▸ **Task description**
In the data below, how many lines contain the string "JSON"? Give only the number.

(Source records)
..........

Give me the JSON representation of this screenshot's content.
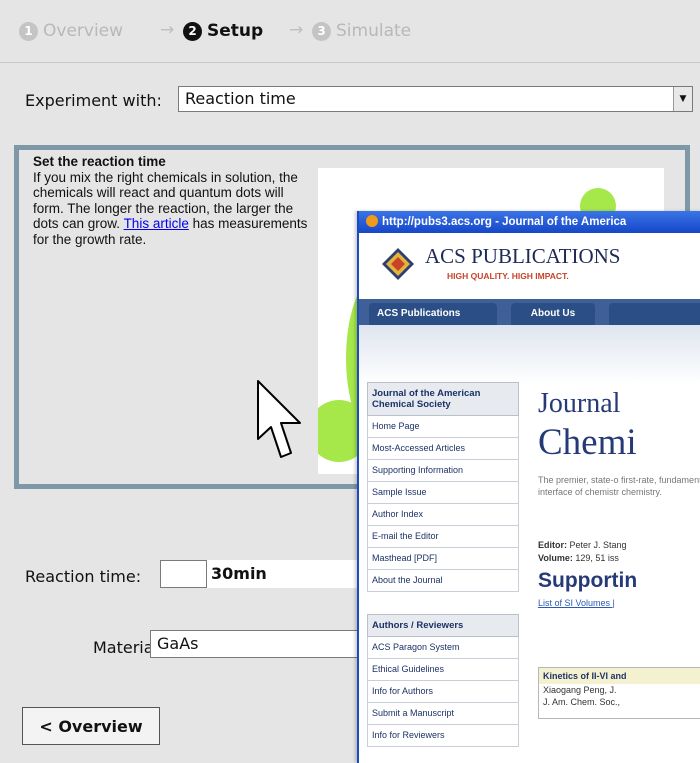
{
  "wizard": {
    "steps": [
      {
        "number": "1",
        "label": "Overview",
        "state": "inactive"
      },
      {
        "number": "2",
        "label": "Setup",
        "state": "active"
      },
      {
        "number": "3",
        "label": "Simulate",
        "state": "inactive"
      }
    ],
    "separator": "→"
  },
  "experiment": {
    "label": "Experiment with:",
    "selected": "Reaction time"
  },
  "info": {
    "heading": "Set the reaction time",
    "body_before_link": "If you mix the right chemicals in solution, the chemicals will react and quantum dots will form. The longer the reaction, the larger the dots can grow. ",
    "link_text": "This article",
    "body_after_link": " has measurements for the growth rate."
  },
  "controls": {
    "reaction_time_label": "Reaction time:",
    "reaction_time_input": "",
    "reaction_time_value": "30min",
    "material_label": "Material:",
    "material_selected": "GaAs"
  },
  "buttons": {
    "overview": "< Overview"
  },
  "browser": {
    "title": "http://pubs3.acs.org - Journal of the America",
    "publisher": "ACS PUBLICATIONS",
    "tagline": "HIGH QUALITY. HIGH IMPACT.",
    "nav_tabs": [
      "ACS Publications Home",
      "About Us"
    ],
    "sidebar_section1": {
      "heading": "Journal of the American Chemical Society",
      "items": [
        "Home Page",
        "Most-Accessed Articles",
        "Supporting Information",
        "Sample Issue",
        "Author Index",
        "E-mail the Editor",
        "Masthead [PDF]",
        "About the Journal"
      ]
    },
    "sidebar_section2": {
      "heading": "Authors / Reviewers",
      "items": [
        "ACS Paragon System",
        "Ethical Guidelines",
        "Info for Authors",
        "Submit a Manuscript",
        "Info for Reviewers"
      ]
    },
    "journal_title_line1": "Journal",
    "journal_title_line2": "Chemi",
    "blurb": "The premier, state-o first-rate, fundament interface of chemistr chemistry.",
    "editor_label": "Editor:",
    "editor_value": "Peter J. Stang",
    "volume_label": "Volume:",
    "volume_value": "129, 51 iss",
    "supporting_heading": "Supportin",
    "si_volumes_link": "List of SI Volumes |",
    "article": {
      "title": "Kinetics of II-VI and",
      "authors": "Xiaogang Peng, J. ",
      "citation": "J. Am. Chem. Soc.,"
    }
  },
  "colors": {
    "panel_border": "#7f98a8",
    "preview_blob": "#a6e84a",
    "link": "#0000ee",
    "titlebar": "#1547c8"
  }
}
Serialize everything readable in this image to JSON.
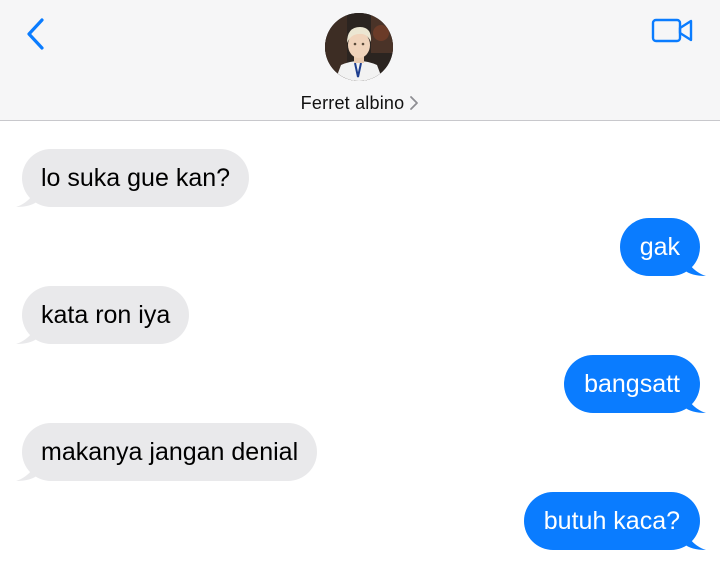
{
  "header": {
    "contact_name": "Ferret albino",
    "back_icon": "chevron-left-icon",
    "video_icon": "video-camera-icon",
    "accent_color": "#0a7cff"
  },
  "messages": [
    {
      "direction": "incoming",
      "text": "lo suka gue kan?"
    },
    {
      "direction": "outgoing",
      "text": "gak"
    },
    {
      "direction": "incoming",
      "text": "kata ron iya"
    },
    {
      "direction": "outgoing",
      "text": "bangsatt"
    },
    {
      "direction": "incoming",
      "text": "makanya jangan denial"
    },
    {
      "direction": "outgoing",
      "text": "butuh kaca?"
    }
  ],
  "colors": {
    "incoming_bubble": "#e9e9eb",
    "outgoing_bubble": "#0a7cff",
    "header_bg": "#f6f6f7"
  }
}
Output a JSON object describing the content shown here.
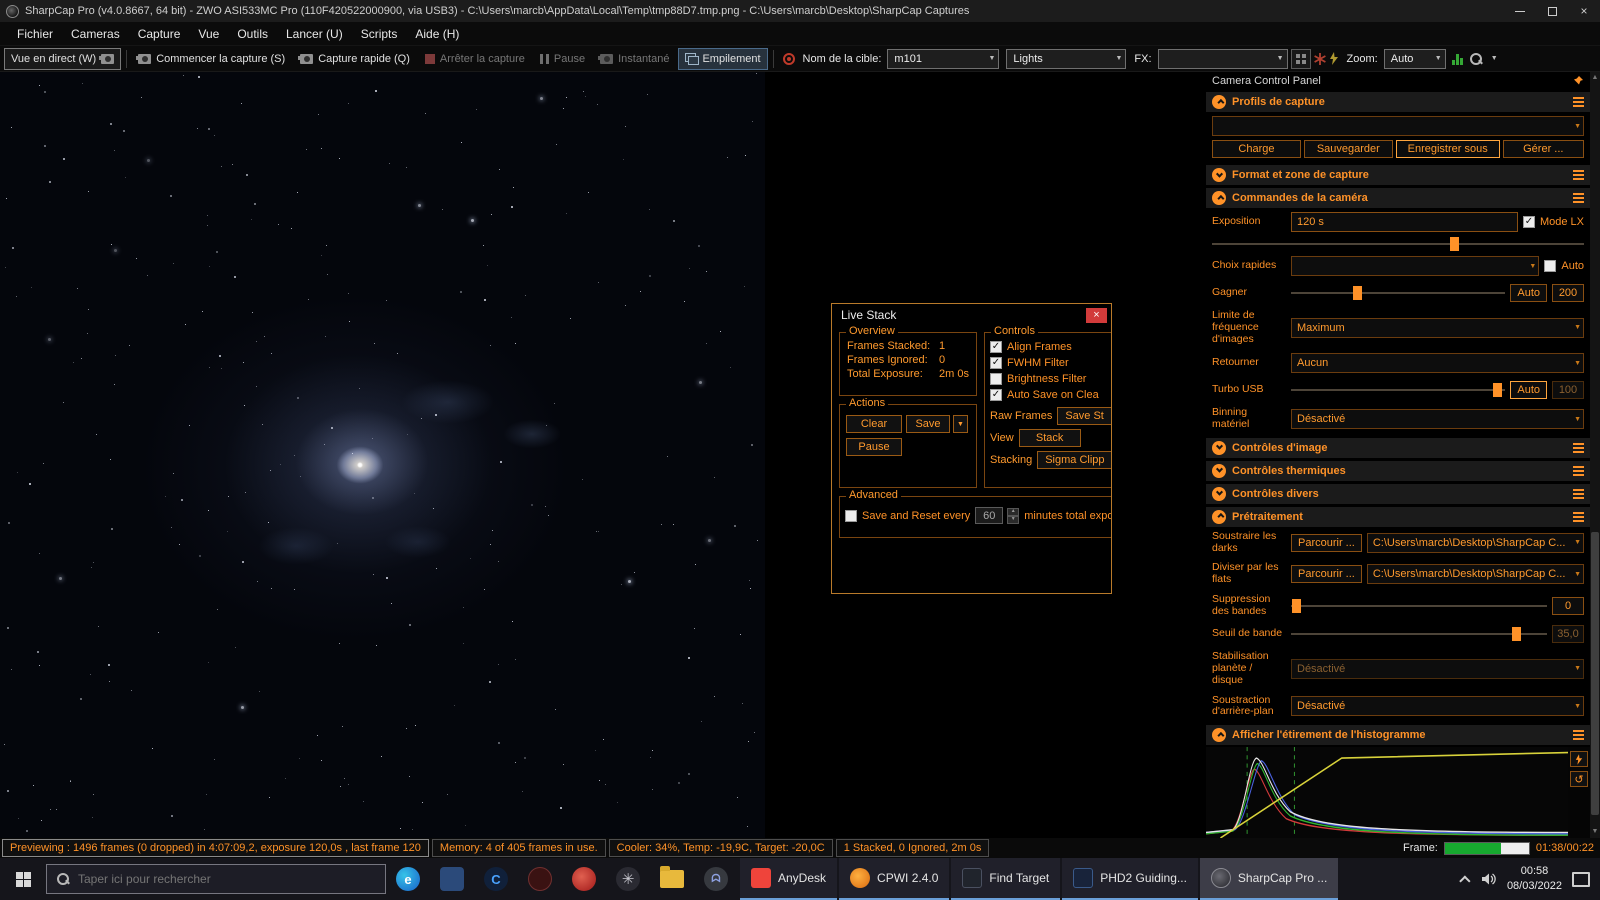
{
  "window": {
    "title": "SharpCap Pro (v4.0.8667, 64 bit) - ZWO ASI533MC Pro (110F420522000900, via USB3) - C:\\Users\\marcb\\AppData\\Local\\Temp\\tmp88D7.tmp.png - C:\\Users\\marcb\\Desktop\\SharpCap Captures"
  },
  "menu": {
    "items": [
      "Fichier",
      "Cameras",
      "Capture",
      "Vue",
      "Outils",
      "Lancer (U)",
      "Scripts",
      "Aide (H)"
    ]
  },
  "toolbar": {
    "live_view": "Vue en direct (W)",
    "start_capture": "Commencer la capture (S)",
    "quick_capture": "Capture rapide (Q)",
    "stop_capture": "Arrêter la capture",
    "pause": "Pause",
    "snapshot": "Instantané",
    "stacking": "Empilement",
    "target_label": "Nom de la cible:",
    "target_value": "m101",
    "frame_type": "Lights",
    "fx_label": "FX:",
    "zoom_label": "Zoom:",
    "zoom_value": "Auto"
  },
  "livestack": {
    "title": "Live Stack",
    "overview_title": "Overview",
    "frames_stacked_label": "Frames Stacked:",
    "frames_stacked": "1",
    "frames_ignored_label": "Frames Ignored:",
    "frames_ignored": "0",
    "total_exposure_label": "Total Exposure:",
    "total_exposure": "2m 0s",
    "controls_title": "Controls",
    "align_frames": "Align Frames",
    "fwhm_filter": "FWHM Filter",
    "brightness_filter": "Brightness Filter",
    "auto_save": "Auto Save on Clea",
    "raw_frames_label": "Raw Frames",
    "raw_frames_button": "Save St",
    "view_label": "View",
    "view_button": "Stack",
    "stacking_label": "Stacking",
    "stacking_button": "Sigma Clipp",
    "actions_title": "Actions",
    "clear": "Clear",
    "save": "Save",
    "pause": "Pause",
    "advanced_title": "Advanced",
    "save_reset": "Save and Reset every",
    "minutes": "60",
    "minutes_suffix": "minutes total exposu"
  },
  "panel": {
    "title": "Camera Control Panel",
    "profiles_header": "Profils de capture",
    "profiles_buttons": [
      "Charge",
      "Sauvegarder",
      "Enregistrer sous",
      "Gérer ..."
    ],
    "format_header": "Format et zone de capture",
    "camera_header": "Commandes de la caméra",
    "exposure_label": "Exposition",
    "exposure_value": "120 s",
    "lx_mode_label": "Mode LX",
    "quick_picks_label": "Choix rapides",
    "quick_auto_label": "Auto",
    "gain_label": "Gagner",
    "gain_auto": "Auto",
    "gain_value": "200",
    "fps_label": "Limite de fréquence d'images",
    "fps_value": "Maximum",
    "flip_label": "Retourner",
    "flip_value": "Aucun",
    "usb_label": "Turbo USB",
    "usb_auto": "Auto",
    "usb_value": "100",
    "binning_label": "Binning matériel",
    "binning_value": "Désactivé",
    "image_header": "Contrôles d'image",
    "thermal_header": "Contrôles thermiques",
    "misc_header": "Contrôles divers",
    "preproc_header": "Prétraitement",
    "darks_label": "Soustraire les darks",
    "browse_label": "Parcourir ...",
    "darks_path": "C:\\Users\\marcb\\Desktop\\SharpCap C...",
    "flats_label": "Diviser par les flats",
    "flats_path": "C:\\Users\\marcb\\Desktop\\SharpCap C...",
    "banding_label": "Suppression des bandes",
    "banding_value": "0",
    "threshold_label": "Seuil de bande",
    "threshold_value": "35,0",
    "stab_label": "Stabilisation planète / disque",
    "stab_value": "Désactivé",
    "bg_label": "Soustraction d'arrière-plan",
    "bg_value": "Désactivé",
    "histogram_header": "Afficher l'étirement de l'histogramme"
  },
  "statusbar": {
    "previewing": "Previewing : 1496 frames (0 dropped) in 4:07:09,2, exposure 120,0s , last frame 120",
    "memory": "Memory: 4 of 405 frames in use.",
    "cooler": "Cooler: 34%, Temp: -19,9C, Target: -20,0C",
    "stacked": "1 Stacked, 0 Ignored, 2m 0s",
    "frame_label": "Frame:",
    "frame_time": "01:38/00:22"
  },
  "taskbar": {
    "search_placeholder": "Taper ici pour rechercher",
    "apps": [
      "AnyDesk",
      "CPWI 2.4.0",
      "Find Target",
      "PHD2 Guiding...",
      "SharpCap Pro ..."
    ],
    "time": "00:58",
    "date": "08/03/2022"
  },
  "icons": {
    "close": "×",
    "dropdown": "▼",
    "check": "✓",
    "undo": "↺",
    "spin_up": "▲",
    "spin_down": "▼"
  }
}
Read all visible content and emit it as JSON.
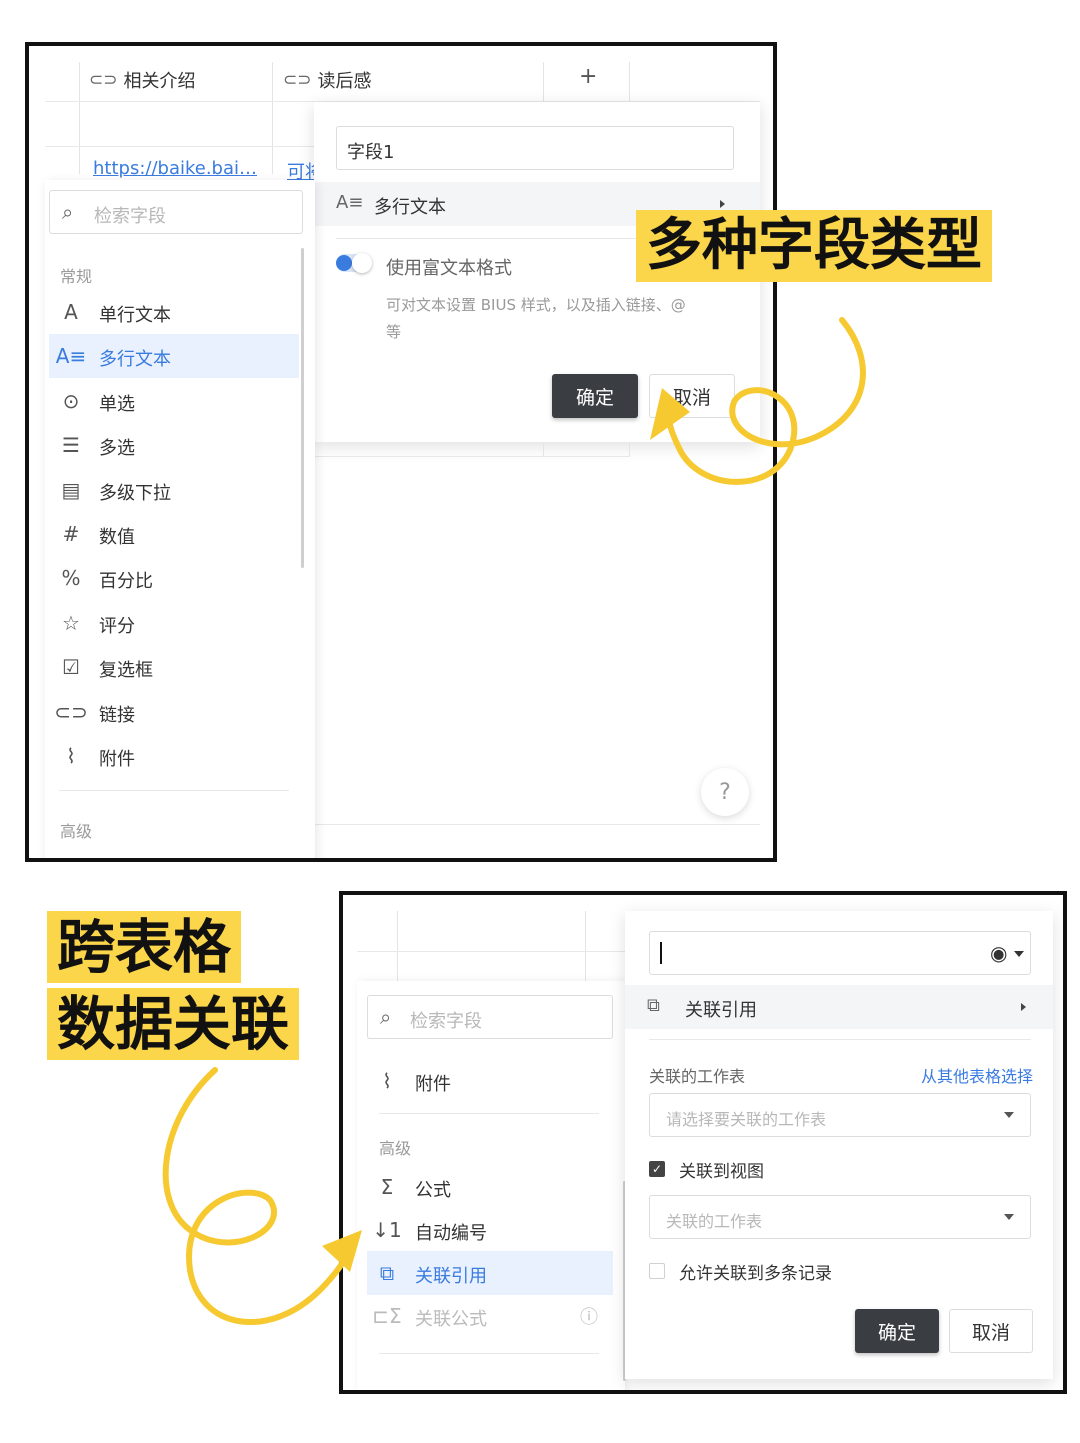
{
  "callouts": {
    "top": "多种字段类型",
    "bottom_line1": "跨表格",
    "bottom_line2": "数据关联"
  },
  "shot1": {
    "columns": [
      "相关介绍",
      "读后感"
    ],
    "add_column": "+",
    "cell_link": "https://baike.bai…",
    "cell_partial": "可将",
    "field_name_value": "字段1",
    "field_type": "多行文本",
    "rich_text_label": "使用富文本格式",
    "rich_text_desc_line1": "可对文本设置 BIUS 样式，以及插入链接、@",
    "rich_text_desc_line2": "等",
    "ok": "确定",
    "cancel": "取消",
    "help": "?",
    "search_placeholder": "检索字段",
    "group_general": "常规",
    "group_advanced": "高级",
    "menu": [
      {
        "label": "单行文本",
        "icon": "single-line-text-icon",
        "glyph": "A"
      },
      {
        "label": "多行文本",
        "icon": "multi-line-text-icon",
        "glyph": "A≡"
      },
      {
        "label": "单选",
        "icon": "single-select-icon",
        "glyph": "⊙"
      },
      {
        "label": "多选",
        "icon": "multi-select-icon",
        "glyph": "☰"
      },
      {
        "label": "多级下拉",
        "icon": "cascade-dropdown-icon",
        "glyph": "▤"
      },
      {
        "label": "数值",
        "icon": "number-icon",
        "glyph": "#"
      },
      {
        "label": "百分比",
        "icon": "percent-icon",
        "glyph": "%"
      },
      {
        "label": "评分",
        "icon": "star-icon",
        "glyph": "☆"
      },
      {
        "label": "复选框",
        "icon": "checkbox-icon",
        "glyph": "☑"
      },
      {
        "label": "链接",
        "icon": "link-icon",
        "glyph": "⊂⊃"
      },
      {
        "label": "附件",
        "icon": "paperclip-icon",
        "glyph": "⌇"
      }
    ]
  },
  "shot2": {
    "search_placeholder": "检索字段",
    "attachment": "附件",
    "group_advanced": "高级",
    "menu": [
      {
        "label": "公式",
        "icon": "sigma-icon",
        "glyph": "Σ"
      },
      {
        "label": "自动编号",
        "icon": "auto-number-icon",
        "glyph": "↓1"
      },
      {
        "label": "关联引用",
        "icon": "link-reference-icon",
        "glyph": "⧉"
      },
      {
        "label": "关联公式",
        "icon": "link-formula-icon",
        "glyph": "⊏Σ"
      }
    ],
    "field_type": "关联引用",
    "linked_sheet_label": "关联的工作表",
    "choose_from_other": "从其他表格选择",
    "linked_sheet_placeholder": "请选择要关联的工作表",
    "link_to_view": "关联到视图",
    "view_placeholder": "关联的工作表",
    "allow_multi": "允许关联到多条记录",
    "ok": "确定",
    "cancel": "取消"
  },
  "colors": {
    "accent_blue": "#3a7be0",
    "callout_yellow": "#fbd54a",
    "ok_button": "#3a3d42",
    "selected_row": "#e8f1fd"
  }
}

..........

▸ **Answer**
4